Business is really just a matter of solving problems. I think people in Silicon Valley solve problems in a certain way for certain people and people in Columbus, Ohio solve problems a certain way for certain people. The usual assumption is they are solving the same "startup" problem, but in reality they are not.
The people in Silicon Valley solve problems for venture capitalist and technologist, who think they are solving problems for customers and potential customers.
The people in Columbus solve problems for customers.
This might sound like I am saying that the people in Silicon Valley are out of touch, but this is not really the case. To solve problems for potential customers you can't look at market research, you can't go with the tried and true because they are making a guess on the future.
So I would tend to agree that startups in Columbus are a little more grounded in the here and now and are not willing to take risk on what "might be" but a business can thrive either way, it just matters who funds you.
If you are in Silicon Valley you get angel or venture capitalist money to fund your "what if". If you are in Columbus you bootstrap.
So, does it matter?
I think the bootstrapping (Columbus) way takes more discipline, strategy, and patience. You have to stay focused on your product and the money you can spend towards your startup is constrained by those funds.
There should be a good book or two out there, how to grow a business with nothing, or how to bootstrap your way to success, or something along those lines.

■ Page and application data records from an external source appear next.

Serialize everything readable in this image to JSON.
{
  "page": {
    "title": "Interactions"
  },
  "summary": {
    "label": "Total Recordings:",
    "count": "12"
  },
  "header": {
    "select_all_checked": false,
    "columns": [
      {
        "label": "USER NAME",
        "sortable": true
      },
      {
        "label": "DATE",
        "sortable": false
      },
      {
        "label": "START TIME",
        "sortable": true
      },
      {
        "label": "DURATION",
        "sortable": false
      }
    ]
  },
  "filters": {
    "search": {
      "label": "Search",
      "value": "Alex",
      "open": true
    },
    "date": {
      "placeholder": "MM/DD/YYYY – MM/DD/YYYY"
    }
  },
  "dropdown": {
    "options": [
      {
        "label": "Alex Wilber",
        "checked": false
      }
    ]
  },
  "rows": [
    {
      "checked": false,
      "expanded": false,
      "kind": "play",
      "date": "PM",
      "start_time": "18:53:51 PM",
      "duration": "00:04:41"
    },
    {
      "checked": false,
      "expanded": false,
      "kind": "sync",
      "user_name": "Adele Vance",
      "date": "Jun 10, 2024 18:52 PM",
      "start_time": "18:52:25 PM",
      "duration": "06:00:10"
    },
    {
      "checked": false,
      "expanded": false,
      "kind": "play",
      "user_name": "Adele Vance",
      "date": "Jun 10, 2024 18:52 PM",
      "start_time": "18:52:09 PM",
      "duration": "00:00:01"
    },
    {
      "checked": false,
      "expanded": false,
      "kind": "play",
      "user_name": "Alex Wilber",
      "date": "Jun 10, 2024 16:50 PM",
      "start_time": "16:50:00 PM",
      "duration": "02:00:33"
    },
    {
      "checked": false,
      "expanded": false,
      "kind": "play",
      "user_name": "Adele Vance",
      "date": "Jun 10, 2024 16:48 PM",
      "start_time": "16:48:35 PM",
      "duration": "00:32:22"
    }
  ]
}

Or if you are from Columbus, you might just have graduated or attended the best university around, The Ohio State University, so that should give you all the discipline, strategy and patience you'll ever need.